There is a parallel teaching in the New Testament. The apostle Paul had a dramatic spiritual experience in which he was transported into heaven where he heard inexpressible things. But he goes on to say, “To keep me from becoming conceited because of these surpassingly great revelations, there was given me a thorn in my flesh, a messenger of Satan to torment me. Even Paul needed a special reminder to keep him from becoming conceited after God’s dramatic working in his life. The lesson here is clear: Beware the perils of answered prayer!
I have one final principle to think about today.
5. Every year of peace and security we enjoy should be received gladly and as a gift of God’s grace.
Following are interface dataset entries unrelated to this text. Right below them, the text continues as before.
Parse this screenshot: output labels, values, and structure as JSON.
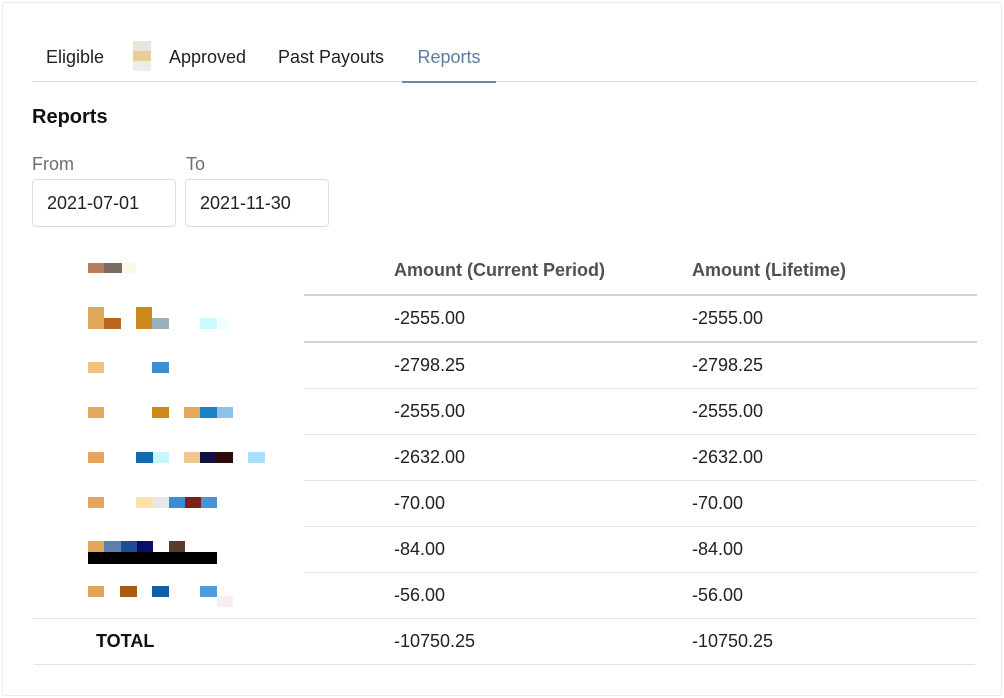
{
  "tabs": [
    {
      "label": "Eligible",
      "active": false
    },
    {
      "label": "Approved",
      "active": false
    },
    {
      "label": "Past Payouts",
      "active": false
    },
    {
      "label": "Reports",
      "active": true
    }
  ],
  "colors": {
    "accent": "#5e7c9f",
    "text": "#222222",
    "muted": "#6e6e6e",
    "divider": "#e3e3e3"
  },
  "reports": {
    "title": "Reports",
    "from": {
      "label": "From",
      "value": "2021-07-01"
    },
    "to": {
      "label": "To",
      "value": "2021-11-30"
    },
    "columns": {
      "current": "Amount (Current Period)",
      "lifetime": "Amount (Lifetime)"
    },
    "rows": [
      {
        "current": "-2555.00",
        "lifetime": "-2555.00"
      },
      {
        "current": "-2798.25",
        "lifetime": "-2798.25"
      },
      {
        "current": "-2555.00",
        "lifetime": "-2555.00"
      },
      {
        "current": "-2632.00",
        "lifetime": "-2632.00"
      },
      {
        "current": "-70.00",
        "lifetime": "-70.00"
      },
      {
        "current": "-84.00",
        "lifetime": "-84.00"
      },
      {
        "current": "-56.00",
        "lifetime": "-56.00"
      }
    ],
    "total": {
      "label": "TOTAL",
      "current": "-10750.25",
      "lifetime": "-10750.25"
    }
  }
}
I have derived this principle from the final verses of Isaiah 39. In those verses, which we read earlier, we have the account of Hezekiah, when he receives the word of God’s judgment, responding in a rather odd way. He says, “The word of the Lord…is good,” because he thought to himself, “There will be peace and security in my lifetime.” Those verses have always bothered me. At first glance, his response sounds reprehensible; callous and selfish. “As long as it doesn’t affect me, it’s OK.”
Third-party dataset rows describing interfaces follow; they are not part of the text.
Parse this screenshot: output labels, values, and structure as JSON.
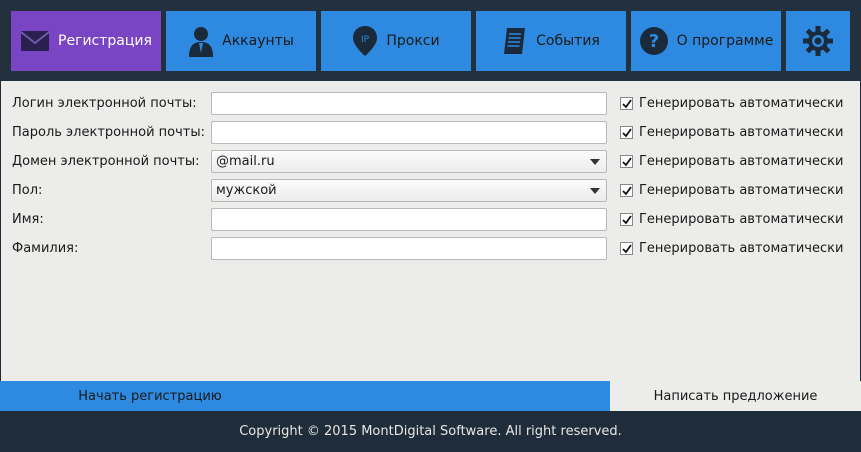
{
  "tabs": [
    {
      "id": "registration",
      "label": "Регистрация",
      "icon": "envelope-icon",
      "active": true
    },
    {
      "id": "accounts",
      "label": "Аккаунты",
      "icon": "user-icon",
      "active": false
    },
    {
      "id": "proxy",
      "label": "Прокси",
      "icon": "ip-pin-icon",
      "icon_text": "IP",
      "active": false
    },
    {
      "id": "events",
      "label": "События",
      "icon": "document-icon",
      "active": false
    },
    {
      "id": "about",
      "label": "О программе",
      "icon": "question-icon",
      "active": false
    },
    {
      "id": "settings",
      "label": "",
      "icon": "gear-icon",
      "active": false
    }
  ],
  "form": {
    "rows": [
      {
        "label": "Логин электронной почты:",
        "type": "input",
        "value": "",
        "auto_label": "Генерировать автоматически",
        "auto_checked": true
      },
      {
        "label": "Пароль электронной почты:",
        "type": "input",
        "value": "",
        "auto_label": "Генерировать автоматически",
        "auto_checked": true
      },
      {
        "label": "Домен электронной почты:",
        "type": "select",
        "value": "@mail.ru",
        "auto_label": "Генерировать автоматически",
        "auto_checked": true
      },
      {
        "label": "Пол:",
        "type": "select",
        "value": "мужской",
        "auto_label": "Генерировать автоматически",
        "auto_checked": true
      },
      {
        "label": "Имя:",
        "type": "input",
        "value": "",
        "auto_label": "Генерировать автоматически",
        "auto_checked": true
      },
      {
        "label": "Фамилия:",
        "type": "input",
        "value": "",
        "auto_label": "Генерировать автоматически",
        "auto_checked": true
      }
    ]
  },
  "actions": {
    "start_label": "Начать регистрацию",
    "suggest_label": "Написать предложение"
  },
  "footer": {
    "copyright": "Copyright © 2015 MontDigital Software. All right reserved."
  },
  "colors": {
    "accent": "#2d8ae0",
    "active_tab": "#7a45c4",
    "dark_bg": "#1f2d3a",
    "panel_bg": "#ececea"
  }
}
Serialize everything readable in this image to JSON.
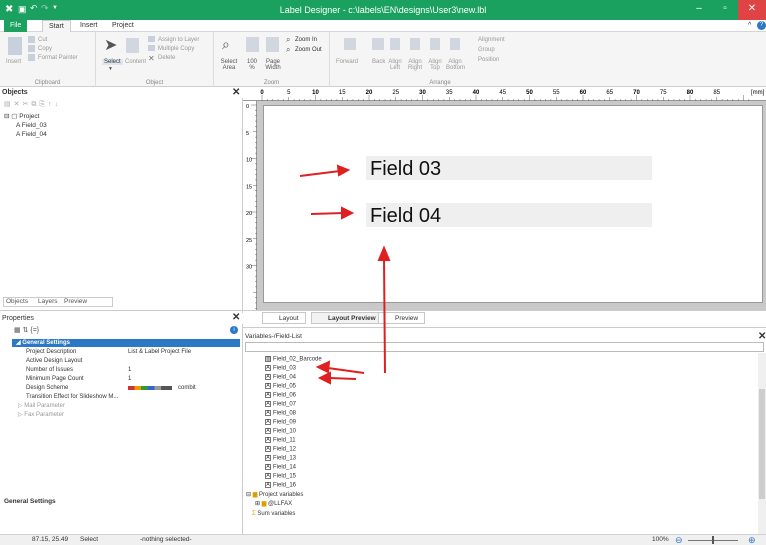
{
  "window": {
    "title": "Label Designer - c:\\labels\\EN\\designs\\User3\\new.lbl"
  },
  "tabs": [
    {
      "label": "File"
    },
    {
      "label": "Start"
    },
    {
      "label": "Insert"
    },
    {
      "label": "Project"
    }
  ],
  "ribbon": {
    "clipboard": {
      "label": "Clipboard",
      "insert": "Insert",
      "cut": "Cut",
      "copy": "Copy",
      "format_painter": "Format Painter"
    },
    "object": {
      "label": "Object",
      "select": "Select",
      "content": "Content",
      "assign_layer": "Assign to Layer",
      "multiple_copy": "Multiple Copy",
      "delete": "Delete"
    },
    "zoom": {
      "label": "Zoom",
      "select_area": "Select Area",
      "hundred": "100 %",
      "page_width": "Page Width",
      "zoom_in": "Zoom In",
      "zoom_out": "Zoom Out"
    },
    "arrange": {
      "label": "Arrange",
      "forward": "Forward",
      "back": "Back",
      "align_left": "Align Left",
      "align_right": "Align Right",
      "align_top": "Align Top",
      "align_bottom": "Align Bottom",
      "alignment": "Alignment",
      "group": "Group",
      "position": "Position"
    }
  },
  "objects_panel": {
    "title": "Objects",
    "tree": [
      {
        "label": "Project"
      },
      {
        "label": "Field_03"
      },
      {
        "label": "Field_04"
      }
    ],
    "tabs": [
      {
        "label": "Objects"
      },
      {
        "label": "Layers"
      },
      {
        "label": "Preview"
      }
    ]
  },
  "properties_panel": {
    "title": "Properties",
    "section": "General Settings",
    "rows": [
      {
        "name": "Project Description",
        "value": "List & Label Project File"
      },
      {
        "name": "Active Design Layout",
        "value": ""
      },
      {
        "name": "Number of Issues",
        "value": "1"
      },
      {
        "name": "Minimum Page Count",
        "value": "1"
      },
      {
        "name": "Design Scheme",
        "value": "combit"
      },
      {
        "name": "Transition Effect for Slideshow M...",
        "value": ""
      }
    ],
    "groups": [
      {
        "label": "Mail Parameter"
      },
      {
        "label": "Fax Parameter"
      }
    ],
    "footer": "General Settings"
  },
  "ruler": {
    "ticks": [
      "0",
      "5",
      "10",
      "15",
      "20",
      "25",
      "30",
      "35",
      "40",
      "45",
      "50",
      "55",
      "60",
      "65",
      "70",
      "75",
      "80",
      "85"
    ],
    "unit": "[mm]",
    "vticks": [
      "0",
      "5",
      "10",
      "15",
      "20",
      "25",
      "30"
    ]
  },
  "canvas": {
    "fields": [
      {
        "text": "Field  03"
      },
      {
        "text": "Field  04"
      }
    ]
  },
  "view_tabs": [
    {
      "label": "Layout"
    },
    {
      "label": "Layout Preview"
    },
    {
      "label": "Preview"
    }
  ],
  "variables_panel": {
    "title": "Variables-/Field-List",
    "items": [
      {
        "label": "Field_02_Barcode"
      },
      {
        "label": "Field_03"
      },
      {
        "label": "Field_04"
      },
      {
        "label": "Field_05"
      },
      {
        "label": "Field_06"
      },
      {
        "label": "Field_07"
      },
      {
        "label": "Field_08"
      },
      {
        "label": "Field_09"
      },
      {
        "label": "Field_10"
      },
      {
        "label": "Field_11"
      },
      {
        "label": "Field_12"
      },
      {
        "label": "Field_13"
      },
      {
        "label": "Field_14"
      },
      {
        "label": "Field_15"
      },
      {
        "label": "Field_16"
      },
      {
        "label": "Project variables"
      },
      {
        "label": "@LLFAX"
      },
      {
        "label": "Sum variables"
      }
    ]
  },
  "statusbar": {
    "coords": "87.15, 25.49",
    "mode": "Select",
    "selection": "-nothing selected-",
    "zoom": "100%"
  },
  "colors": {
    "titlebar": "#1aa15f",
    "accent": "#2b78c5",
    "arrow": "#e02020"
  }
}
But as I have pondered the larger sense of this text and of the parallel passages about Hezekiah in the historical books, I want to present a different take on what is going on. The passage we read in 2 Chronicles talks about Hezekiah becoming proud and God becomes angry. But then it says that Hezekiah repented and so God postponed the judgment. I think those events are telescoped together in this 39th chapter of Isaiah. The envoys come. Hezekiah is impressed by his own fame and becomes proud and shows off his riches. Isaiah comes and rebukes Hezekiah and announces that these very Babylonians would be the instrument that God would use to punish his people and take them into exile. Hezekiah then repents of his pride and God, through Isaiah, relents and tells Hezekiah that this judgment would not come in his lifetime.
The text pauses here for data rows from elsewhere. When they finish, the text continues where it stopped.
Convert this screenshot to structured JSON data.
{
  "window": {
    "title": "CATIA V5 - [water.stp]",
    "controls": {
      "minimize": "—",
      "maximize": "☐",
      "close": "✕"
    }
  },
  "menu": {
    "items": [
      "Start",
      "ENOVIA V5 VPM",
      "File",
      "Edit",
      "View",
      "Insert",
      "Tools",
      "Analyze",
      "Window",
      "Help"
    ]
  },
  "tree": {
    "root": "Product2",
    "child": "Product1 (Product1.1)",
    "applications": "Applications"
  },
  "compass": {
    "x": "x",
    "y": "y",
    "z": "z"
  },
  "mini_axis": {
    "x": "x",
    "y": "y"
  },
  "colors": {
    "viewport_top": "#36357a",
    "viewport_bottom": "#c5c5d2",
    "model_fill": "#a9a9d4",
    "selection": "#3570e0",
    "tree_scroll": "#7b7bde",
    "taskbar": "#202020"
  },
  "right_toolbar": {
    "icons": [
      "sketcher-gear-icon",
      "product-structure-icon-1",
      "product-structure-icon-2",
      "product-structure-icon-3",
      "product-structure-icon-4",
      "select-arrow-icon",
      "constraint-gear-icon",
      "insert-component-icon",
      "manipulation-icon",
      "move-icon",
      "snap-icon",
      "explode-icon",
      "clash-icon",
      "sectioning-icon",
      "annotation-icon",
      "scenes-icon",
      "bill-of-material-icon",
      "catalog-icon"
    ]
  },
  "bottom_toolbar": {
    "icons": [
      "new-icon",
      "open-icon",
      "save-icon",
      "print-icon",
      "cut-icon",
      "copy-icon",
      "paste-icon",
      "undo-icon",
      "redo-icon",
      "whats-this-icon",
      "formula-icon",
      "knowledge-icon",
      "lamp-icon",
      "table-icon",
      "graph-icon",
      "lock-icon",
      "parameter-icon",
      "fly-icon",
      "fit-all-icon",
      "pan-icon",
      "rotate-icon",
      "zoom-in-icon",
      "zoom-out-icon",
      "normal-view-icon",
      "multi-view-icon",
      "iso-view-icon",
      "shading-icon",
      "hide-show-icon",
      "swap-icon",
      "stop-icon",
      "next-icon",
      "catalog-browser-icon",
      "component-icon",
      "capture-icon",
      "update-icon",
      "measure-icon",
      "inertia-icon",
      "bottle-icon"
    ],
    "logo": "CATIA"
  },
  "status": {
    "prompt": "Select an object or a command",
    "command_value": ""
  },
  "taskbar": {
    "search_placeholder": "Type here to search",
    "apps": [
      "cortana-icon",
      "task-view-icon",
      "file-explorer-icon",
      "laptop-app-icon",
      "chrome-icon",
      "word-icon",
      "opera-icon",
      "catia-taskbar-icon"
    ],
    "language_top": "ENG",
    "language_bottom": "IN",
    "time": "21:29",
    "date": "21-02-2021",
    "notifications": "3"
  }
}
I believe what Hezekiah is expressing in this final verse is a heart-felt gratitude to God for his grace in postponing the judgment. Remember, Hezekiah’s pride was not the only sin that would bring the wrath of God upon Jerusalem. As your read the whole book of Isaiah, you realize that judgment had been prophesied throughout Isaiah’s long ministry, and many sins of the people have been listed for which the wrath of God would come. All that remained to be announced was the timing of the judgment and the instrument God would use. In this passage, Isaiah announced that Babylon would be the instrument, but because of Hezekiah’s repentance, the time would not be now but later. It is not the fact of the judgment for which Hezekiah expresses gratitude, but the delay of the judgment which he receives gratefully as gift of God’s grace.
I would suggest that such an attitude is appropriate to us as Christians as well. Knowing the sinfulness of the world in which we live, knowing how evil and rebellious the human race is and how far we have strayed from God’s commands, we ought not to marvel when trouble and turmoil and disaster break out in our world. We ought to marvel when they do not. And we should receive every year of peace and security, not as a right or an entitlement, but as a gift of God’s grace.
During our years in Kenya, I always enjoyed visiting in Kenyan homes and especially listening to them pray. Their evening prayers often went along these lines: “O Lord, we thank you that we have lived another day. We thank you that we have had food to eat, and clothes to wear and that we have come and gone in safety.” Then in the morning their prayers would pick up again. “Lord, we thank you that we have come safely through the night. We thank you for a new day. We thank you for food and health and strength to serve you again today.” Each day is taken as a gift from God’s grace. I think it is a lesson we all need to learn.
Well, I have shared a number of different thoughts this evening. This has not been your typical message on prayer. But I would encourage you to take these principles home. Ponder them. I think you will find them helpful as you take your problems to the Lord.